Posted at: 02/20/2014 6:44 AM
Updated at: 02/20/2014 6:18 PM
By: Amanda Ciavarri

There are so many taxes in New York State. They're hard to avoid. That's why we're helping you understand where your money is exactly going in our exclusive series New York State Exposed.

News10NBC is taking a look at a tax that target smokers. The tobacco tax has been around for years. But is the money going where it's needed?

News10NBC started looking into this because New York State has the highest tax on cigarettes in the country. When we talked with people to get their opinions, we were surprised by what we heard and you might be too. Smokers don't like paying more and some non-smokers are against the tax too. News10NBC followed the money from the checkout line to the state’s bank account.

Miguel Fraticelli, smoker, said, "Makes me feel trapped. I put myself in this predicament, so I have to pay, but I feel trapped.”

That’s what we heard from a number of smokers. The reason is the tobacco tax. Even some non-smokers surprised us when they too told us it’s another way for the state to get people's money. New York has the highest tobacco tax in the nation.

The average state tax on tobacco is $1.53 per pack. The lowest is Missouri with just 17 cents a pack.

New York rings up $4.35 per pack. To give you some perspective in 2000, it was $1.11.

Lawmakers say it is a money maker for the state, but it's also about deterring people from smoking.

Dr. Scott McIntosh said, “It is a very effective public health approach. For every 10% overall increase in the total cost if cigarettes, there is a real, up to, 7% decline in smoking.”

Amanda Ciavarri asked, “Explain to me how this is working, is this stopping kids from starting smoking? Is this deterring the person who has smoked for 20 years from continuing smoking or a little of both?”

McIntosh said, “A little of both. It comes down to disposable income. People with less access to disposable income are affected the most.”

News10NBC also asked Dr. Scott McIntosh from UR Medicine and the American Cancer Society how many people smoke in New York State. He says it's 16 percent of adults. That's about one out of every six men and women. The stats are about the same for teenagers. But the very people this tax is supposed to help are not so convinced it is helping them quit.

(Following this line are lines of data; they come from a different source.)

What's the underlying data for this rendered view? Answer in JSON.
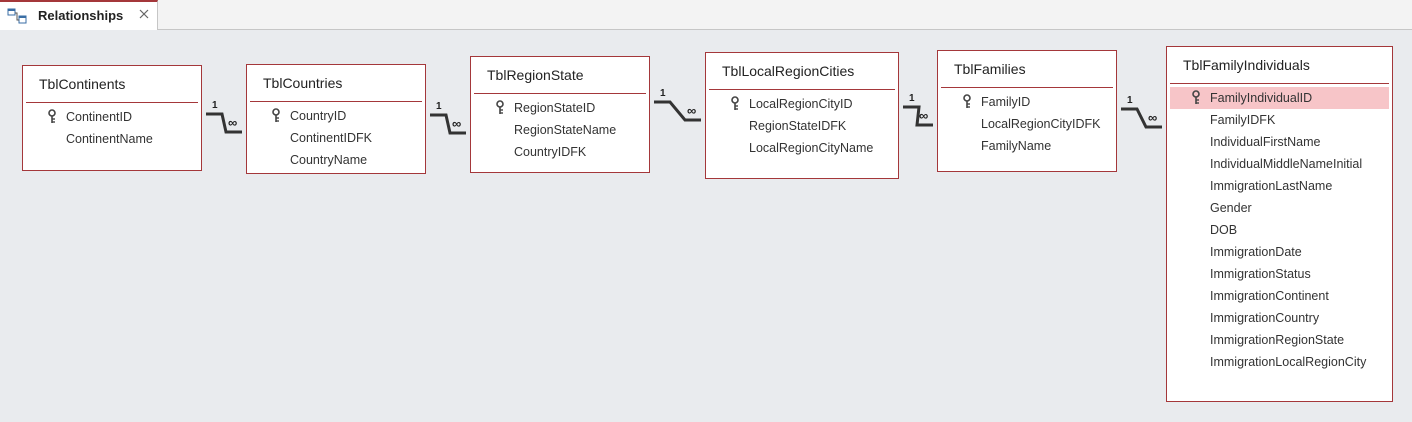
{
  "tab": {
    "icon": "relationships-icon",
    "label": "Relationships",
    "close_icon": "close-icon"
  },
  "colors": {
    "table_border": "#a4373a",
    "selected_row": "#f7c5c8",
    "canvas": "#e9ebee"
  },
  "tables": [
    {
      "name": "TblContinents",
      "fields": [
        {
          "name": "ContinentID",
          "key": true
        },
        {
          "name": "ContinentName",
          "key": false
        }
      ]
    },
    {
      "name": "TblCountries",
      "fields": [
        {
          "name": "CountryID",
          "key": true
        },
        {
          "name": "ContinentIDFK",
          "key": false
        },
        {
          "name": "CountryName",
          "key": false
        }
      ]
    },
    {
      "name": "TblRegionState",
      "fields": [
        {
          "name": "RegionStateID",
          "key": true
        },
        {
          "name": "RegionStateName",
          "key": false
        },
        {
          "name": "CountryIDFK",
          "key": false
        }
      ]
    },
    {
      "name": "TblLocalRegionCities",
      "fields": [
        {
          "name": "LocalRegionCityID",
          "key": true
        },
        {
          "name": "RegionStateIDFK",
          "key": false
        },
        {
          "name": "LocalRegionCityName",
          "key": false
        }
      ]
    },
    {
      "name": "TblFamilies",
      "fields": [
        {
          "name": "FamilyID",
          "key": true
        },
        {
          "name": "LocalRegionCityIDFK",
          "key": false
        },
        {
          "name": "FamilyName",
          "key": false
        }
      ]
    },
    {
      "name": "TblFamilyIndividuals",
      "fields": [
        {
          "name": "FamilyIndividualID",
          "key": true,
          "selected": true
        },
        {
          "name": "FamilyIDFK",
          "key": false
        },
        {
          "name": "IndividualFirstName",
          "key": false
        },
        {
          "name": "IndividualMiddleNameInitial",
          "key": false
        },
        {
          "name": "ImmigrationLastName",
          "key": false
        },
        {
          "name": "Gender",
          "key": false
        },
        {
          "name": "DOB",
          "key": false
        },
        {
          "name": "ImmigrationDate",
          "key": false
        },
        {
          "name": "ImmigrationStatus",
          "key": false
        },
        {
          "name": "ImmigrationContinent",
          "key": false
        },
        {
          "name": "ImmigrationCountry",
          "key": false
        },
        {
          "name": "ImmigrationRegionState",
          "key": false
        },
        {
          "name": "ImmigrationLocalRegionCity",
          "key": false
        }
      ]
    }
  ],
  "relationships": [
    {
      "from": "TblContinents",
      "to": "TblCountries",
      "one_label": "1",
      "many_label": "∞"
    },
    {
      "from": "TblCountries",
      "to": "TblRegionState",
      "one_label": "1",
      "many_label": "∞"
    },
    {
      "from": "TblRegionState",
      "to": "TblLocalRegionCities",
      "one_label": "1",
      "many_label": "∞"
    },
    {
      "from": "TblLocalRegionCities",
      "to": "TblFamilies",
      "one_label": "1",
      "many_label": "∞"
    },
    {
      "from": "TblFamilies",
      "to": "TblFamilyIndividuals",
      "one_label": "1",
      "many_label": "∞"
    }
  ]
}
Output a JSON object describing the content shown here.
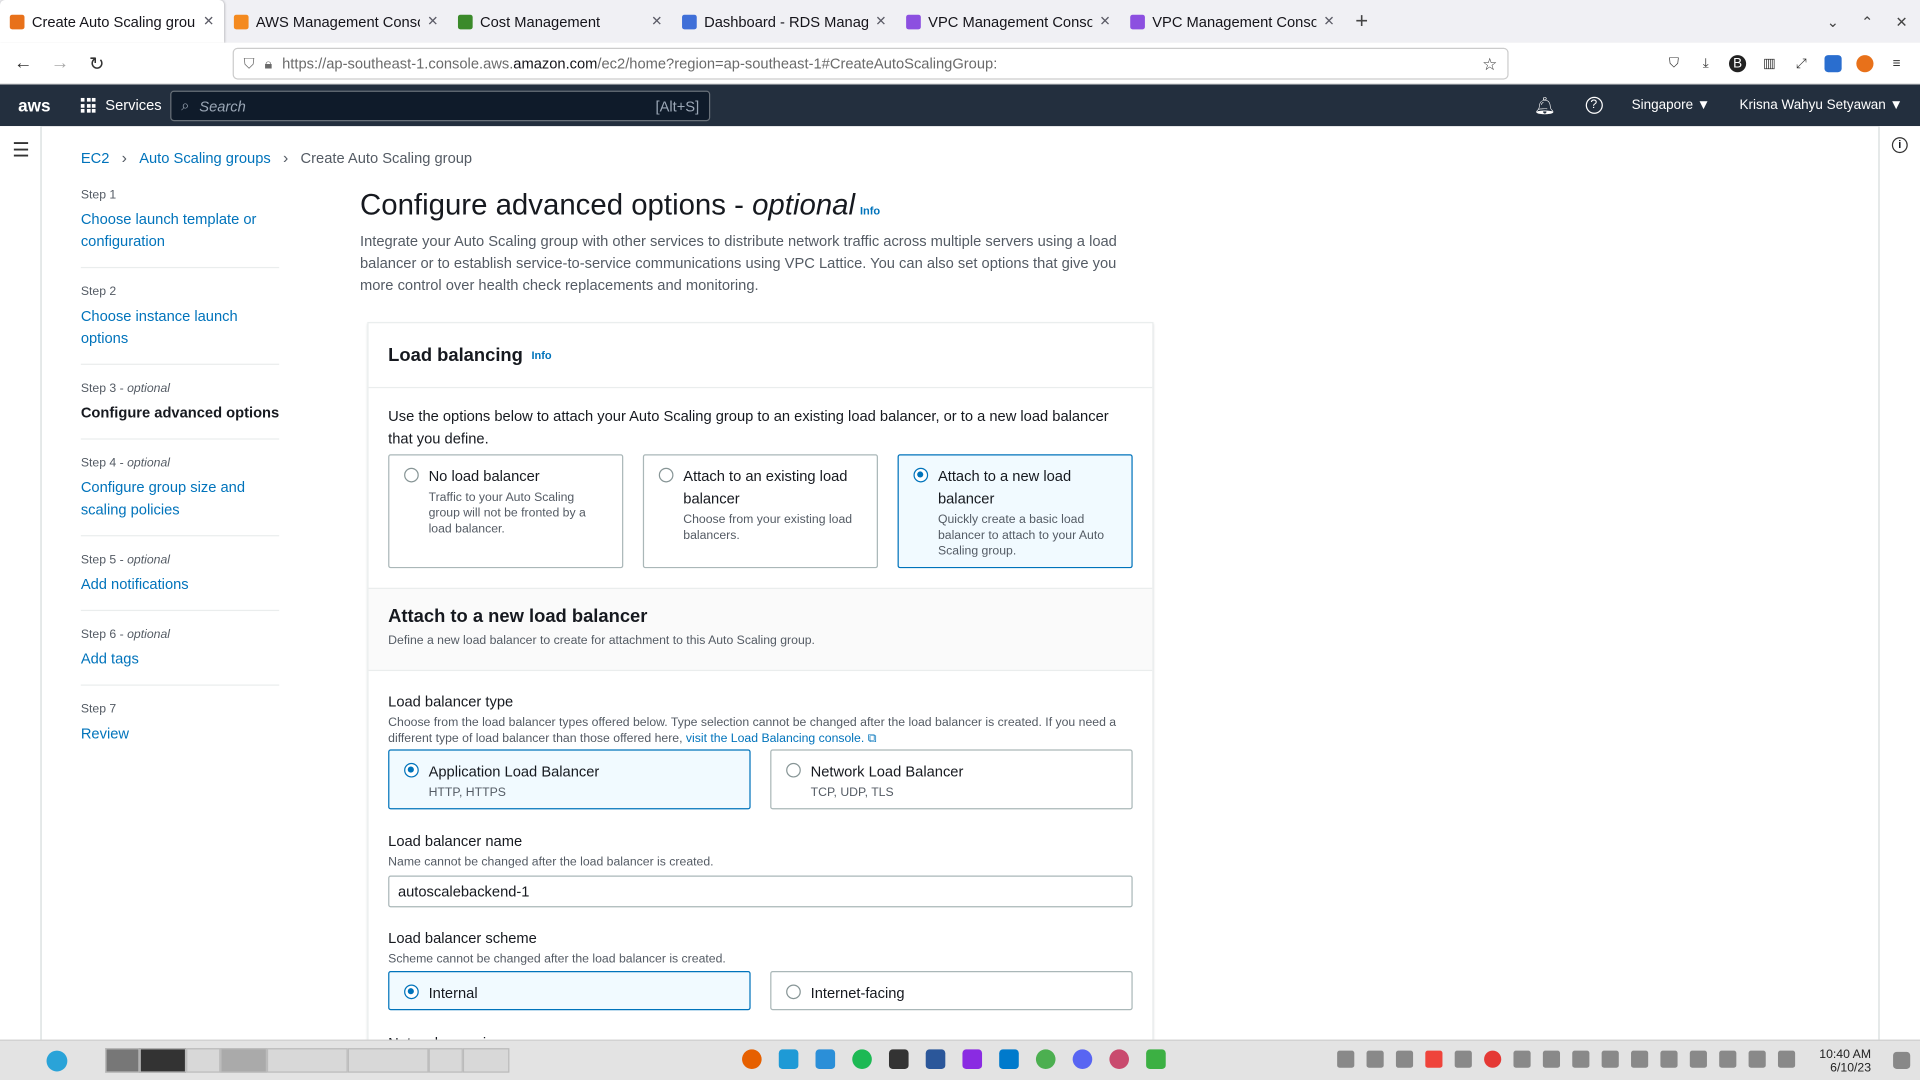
{
  "browser": {
    "tabs": [
      {
        "title": "Create Auto Scaling group | E",
        "color": "#e8711a"
      },
      {
        "title": "AWS Management Console",
        "color": "#f48a1f"
      },
      {
        "title": "Cost Management",
        "color": "#3b8a2a"
      },
      {
        "title": "Dashboard - RDS Managem",
        "color": "#3f6fd8"
      },
      {
        "title": "VPC Management Console",
        "color": "#8c4fe0"
      },
      {
        "title": "VPC Management Console",
        "color": "#8c4fe0"
      }
    ],
    "url_prefix": "https://ap-southeast-1.console.aws.",
    "url_domain": "amazon.com",
    "url_suffix": "/ec2/home?region=ap-southeast-1#CreateAutoScalingGroup:"
  },
  "header": {
    "logo": "aws",
    "services": "Services",
    "search_placeholder": "Search",
    "search_shortcut": "[Alt+S]",
    "region": "Singapore ▼",
    "user": "Krisna Wahyu Setyawan ▼"
  },
  "breadcrumb": {
    "ec2": "EC2",
    "asg": "Auto Scaling groups",
    "current": "Create Auto Scaling group"
  },
  "steps": [
    {
      "num": "Step 1",
      "opt": "",
      "label": "Choose launch template or configuration"
    },
    {
      "num": "Step 2",
      "opt": "",
      "label": "Choose instance launch options"
    },
    {
      "num": "Step 3 - ",
      "opt": "optional",
      "label": "Configure advanced options"
    },
    {
      "num": "Step 4 - ",
      "opt": "optional",
      "label": "Configure group size and scaling policies"
    },
    {
      "num": "Step 5 - ",
      "opt": "optional",
      "label": "Add notifications"
    },
    {
      "num": "Step 6 - ",
      "opt": "optional",
      "label": "Add tags"
    },
    {
      "num": "Step 7",
      "opt": "",
      "label": "Review"
    }
  ],
  "page": {
    "title": "Configure advanced options - ",
    "title_opt": "optional",
    "info": "Info",
    "description": "Integrate your Auto Scaling group with other services to distribute network traffic across multiple servers using a load balancer or to establish service-to-service communications using VPC Lattice. You can also set options that give you more control over health check replacements and monitoring."
  },
  "load_balancing": {
    "title": "Load balancing",
    "info": "Info",
    "intro": "Use the options below to attach your Auto Scaling group to an existing load balancer, or to a new load balancer that you define.",
    "options": [
      {
        "label": "No load balancer",
        "desc": "Traffic to your Auto Scaling group will not be fronted by a load balancer."
      },
      {
        "label": "Attach to an existing load balancer",
        "desc": "Choose from your existing load balancers."
      },
      {
        "label": "Attach to a new load balancer",
        "desc": "Quickly create a basic load balancer to attach to your Auto Scaling group."
      }
    ]
  },
  "new_lb": {
    "title": "Attach to a new load balancer",
    "desc": "Define a new load balancer to create for attachment to this Auto Scaling group.",
    "type_label": "Load balancer type",
    "type_desc": "Choose from the load balancer types offered below. Type selection cannot be changed after the load balancer is created. If you need a different type of load balancer than those offered here,",
    "type_link": "visit the Load Balancing console.",
    "types": [
      {
        "label": "Application Load Balancer",
        "desc": "HTTP, HTTPS"
      },
      {
        "label": "Network Load Balancer",
        "desc": "TCP, UDP, TLS"
      }
    ],
    "name_label": "Load balancer name",
    "name_desc": "Name cannot be changed after the load balancer is created.",
    "name_value": "autoscalebackend-1",
    "scheme_label": "Load balancer scheme",
    "scheme_desc": "Scheme cannot be changed after the load balancer is created.",
    "schemes": [
      "Internal",
      "Internet-facing"
    ],
    "network_label": "Network mapping"
  },
  "taskbar": {
    "time": "10:40 AM",
    "date": "6/10/23"
  }
}
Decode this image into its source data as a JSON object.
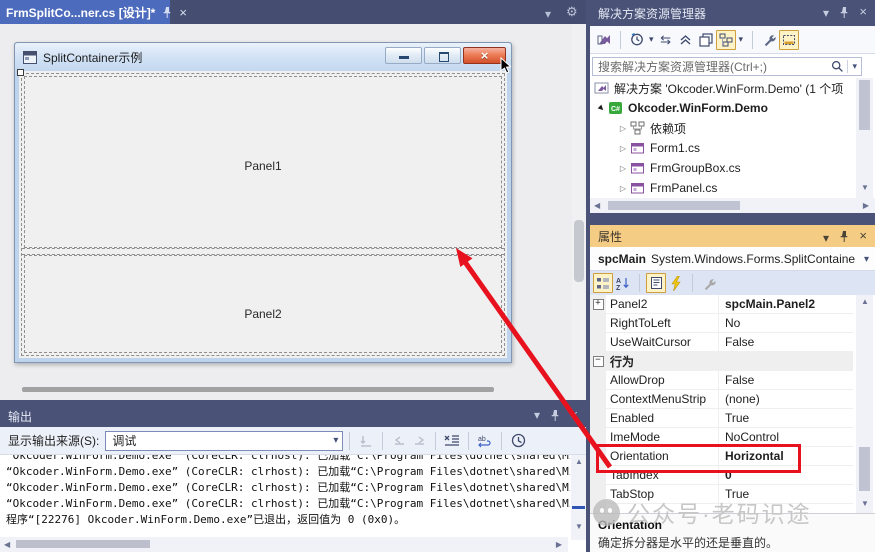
{
  "colors": {
    "annotation_red": "#e8121f",
    "active_tab_blue": "#4d6bbd",
    "environment": "#4a5377",
    "active_toolwindow_gold": "#f5cc84"
  },
  "window": {
    "tab_title": "FrmSplitCo...ner.cs [设计]*"
  },
  "designer": {
    "form_title": "SplitContainer示例",
    "panel1_label": "Panel1",
    "panel2_label": "Panel2"
  },
  "output": {
    "title": "输出",
    "source_label": "显示输出来源(S):",
    "source_value": "调试",
    "lines": [
      "“Okcoder.WinForm.Demo.exe” (CoreCLR: clrhost): 已加载“C:\\Program Files\\dotnet\\shared\\Micr",
      "“Okcoder.WinForm.Demo.exe” (CoreCLR: clrhost): 已加载“C:\\Program Files\\dotnet\\shared\\Micr",
      "“Okcoder.WinForm.Demo.exe” (CoreCLR: clrhost): 已加载“C:\\Program Files\\dotnet\\shared\\Micr",
      "“Okcoder.WinForm.Demo.exe” (CoreCLR: clrhost): 已加载“C:\\Program Files\\dotnet\\shared\\Micr",
      "程序“[22276] Okcoder.WinForm.Demo.exe”已退出，返回值为 0 (0x0)。"
    ]
  },
  "solution_explorer": {
    "title": "解决方案资源管理器",
    "search_placeholder": "搜索解决方案资源管理器(Ctrl+;)",
    "items": [
      {
        "icon": "solution",
        "label": "解决方案 'Okcoder.WinForm.Demo' (1 个项",
        "indent": 4,
        "chevron": "none",
        "bold": false
      },
      {
        "icon": "csproj",
        "label": "Okcoder.WinForm.Demo",
        "indent": 4,
        "chevron": "expanded",
        "bold": true
      },
      {
        "icon": "deps",
        "label": "依赖项",
        "indent": 26,
        "chevron": "collapsed",
        "bold": false
      },
      {
        "icon": "form",
        "label": "Form1.cs",
        "indent": 26,
        "chevron": "collapsed",
        "bold": false
      },
      {
        "icon": "form",
        "label": "FrmGroupBox.cs",
        "indent": 26,
        "chevron": "collapsed",
        "bold": false
      },
      {
        "icon": "form",
        "label": "FrmPanel.cs",
        "indent": 26,
        "chevron": "collapsed",
        "bold": false
      }
    ]
  },
  "properties": {
    "title": "属性",
    "object_name": "spcMain",
    "object_type": "System.Windows.Forms.SplitContaine",
    "rows": [
      {
        "expander": "+",
        "name": "Panel2",
        "value": "spcMain.Panel2",
        "value_bold": true
      },
      {
        "name": "RightToLeft",
        "value": "No"
      },
      {
        "name": "UseWaitCursor",
        "value": "False"
      },
      {
        "type": "category",
        "expander": "-",
        "name": "行为",
        "value": ""
      },
      {
        "name": "AllowDrop",
        "value": "False"
      },
      {
        "name": "ContextMenuStrip",
        "value": "(none)"
      },
      {
        "name": "Enabled",
        "value": "True"
      },
      {
        "name": "ImeMode",
        "value": "NoControl"
      },
      {
        "name": "Orientation",
        "value": "Horizontal",
        "value_bold": true,
        "highlighted": true
      },
      {
        "name": "TabIndex",
        "value": "0",
        "value_bold": true
      },
      {
        "name": "TabStop",
        "value": "True"
      },
      {
        "name": "",
        "value": ""
      }
    ],
    "description_title": "Orientation",
    "description_text": "确定拆分器是水平的还是垂直的。"
  },
  "watermark": {
    "text": "公众号·老码识途"
  }
}
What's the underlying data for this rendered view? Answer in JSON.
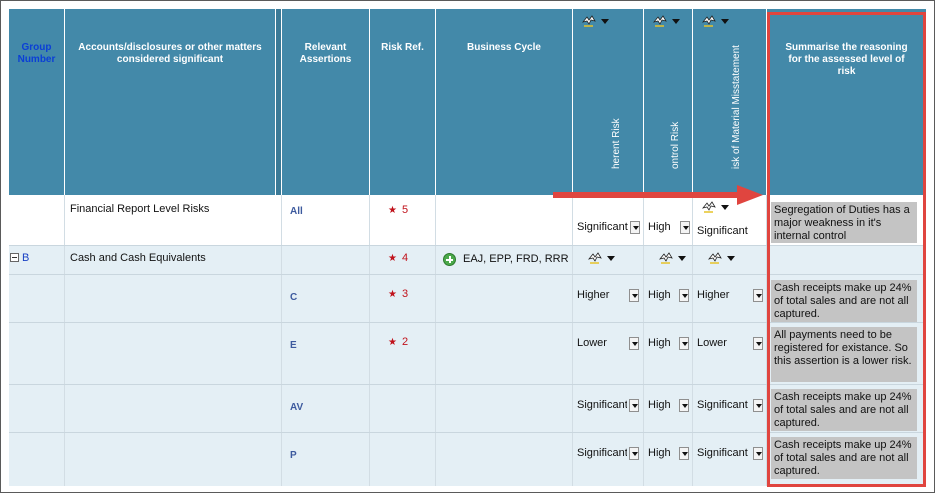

Samuel Baker, smoker, said, “We are dealing with nicotine, that's a drug, when you need nicotine, that's one of the hardest habits to kick. I don't see them using that money for campaigns to stop smoking. Most of that money goes into the general fund, so the government is talking about helping us; they are really just helping themselves.”

Whether you smoke or not, you might be shocked to hear where a majority of the tobacco tax money ends up. According to the Centers for Disease Control and Prevention, from 1998 to 2010, the state collected $244 billion from the tax. Only three percent or $8.1 billion was earmarked for tobacco control efforts, which includes a state hotline and website that offers free resources, all to help smokers kick the habit.

This study is over a 12 year period, so how does the tobacco tax break down year-to-year for control efforts?

McIntosh said, “They give $39 million for the operating budget for the Bureau of Tobacco Control. The CDC says that should be $203 million and just five years ago, it was at $85 million.”

With a whopping 97 percent of this tax going into the general fund, just like the tax you pay on gas, sales tax and state fees your charged including your car inspection, is this tax really just a money grab after all?

Ciavarri asked, “If this tax is about deterring people, how can they say the high tax on businesses is not about deterring business?”

Assembly Minority Leader Brian Kolb said, “Well, your logic is perfect and right on.”

Assembly Minority Leader Brian Kolb feels this is an unfair tax, because it targets a group of people. He says he supports efforts for helping people to quit, but doesn't think the tax is the best way for that.

Kolb said, “Educate them about health effects and the more you can do that the more educational and better choices they may, rather than tax.”

If you know someone who smokes and wants help quitting, they can call the state quit line at 1-866-NY-QUITS or go to www.nysmokefree.com.